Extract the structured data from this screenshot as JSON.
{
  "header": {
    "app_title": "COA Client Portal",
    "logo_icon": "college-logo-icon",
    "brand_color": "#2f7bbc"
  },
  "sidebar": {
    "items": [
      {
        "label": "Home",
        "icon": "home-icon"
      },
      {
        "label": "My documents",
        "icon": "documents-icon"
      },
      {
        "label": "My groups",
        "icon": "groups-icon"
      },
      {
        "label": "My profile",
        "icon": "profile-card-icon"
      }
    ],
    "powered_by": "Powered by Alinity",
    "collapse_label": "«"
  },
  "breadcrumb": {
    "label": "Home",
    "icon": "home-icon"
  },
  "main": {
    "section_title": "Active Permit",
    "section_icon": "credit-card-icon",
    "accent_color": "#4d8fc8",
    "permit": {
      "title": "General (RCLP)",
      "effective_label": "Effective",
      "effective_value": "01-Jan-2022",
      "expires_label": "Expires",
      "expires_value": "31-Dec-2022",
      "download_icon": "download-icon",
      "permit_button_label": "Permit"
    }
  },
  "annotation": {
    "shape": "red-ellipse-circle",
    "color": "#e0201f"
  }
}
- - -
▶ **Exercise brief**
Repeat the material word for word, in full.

▶ **Result for this exercise**
Extract the structured data from this screenshot as JSON.
{
  "header": {
    "app_title": "COA Client Portal",
    "logo_icon": "college-logo-icon",
    "brand_color": "#2f7bbc"
  },
  "sidebar": {
    "items": [
      {
        "label": "Home",
        "icon": "home-icon"
      },
      {
        "label": "My documents",
        "icon": "documents-icon"
      },
      {
        "label": "My groups",
        "icon": "groups-icon"
      },
      {
        "label": "My profile",
        "icon": "profile-card-icon"
      }
    ],
    "powered_by": "Powered by Alinity",
    "collapse_label": "«"
  },
  "breadcrumb": {
    "label": "Home",
    "icon": "home-icon"
  },
  "main": {
    "section_title": "Active Permit",
    "section_icon": "credit-card-icon",
    "accent_color": "#4d8fc8",
    "permit": {
      "title": "General (RCLP)",
      "effective_label": "Effective",
      "effective_value": "01-Jan-2022",
      "expires_label": "Expires",
      "expires_value": "31-Dec-2022",
      "download_icon": "download-icon",
      "permit_button_label": "Permit"
    }
  },
  "annotation": {
    "shape": "red-ellipse-circle",
    "color": "#e0201f"
  }
}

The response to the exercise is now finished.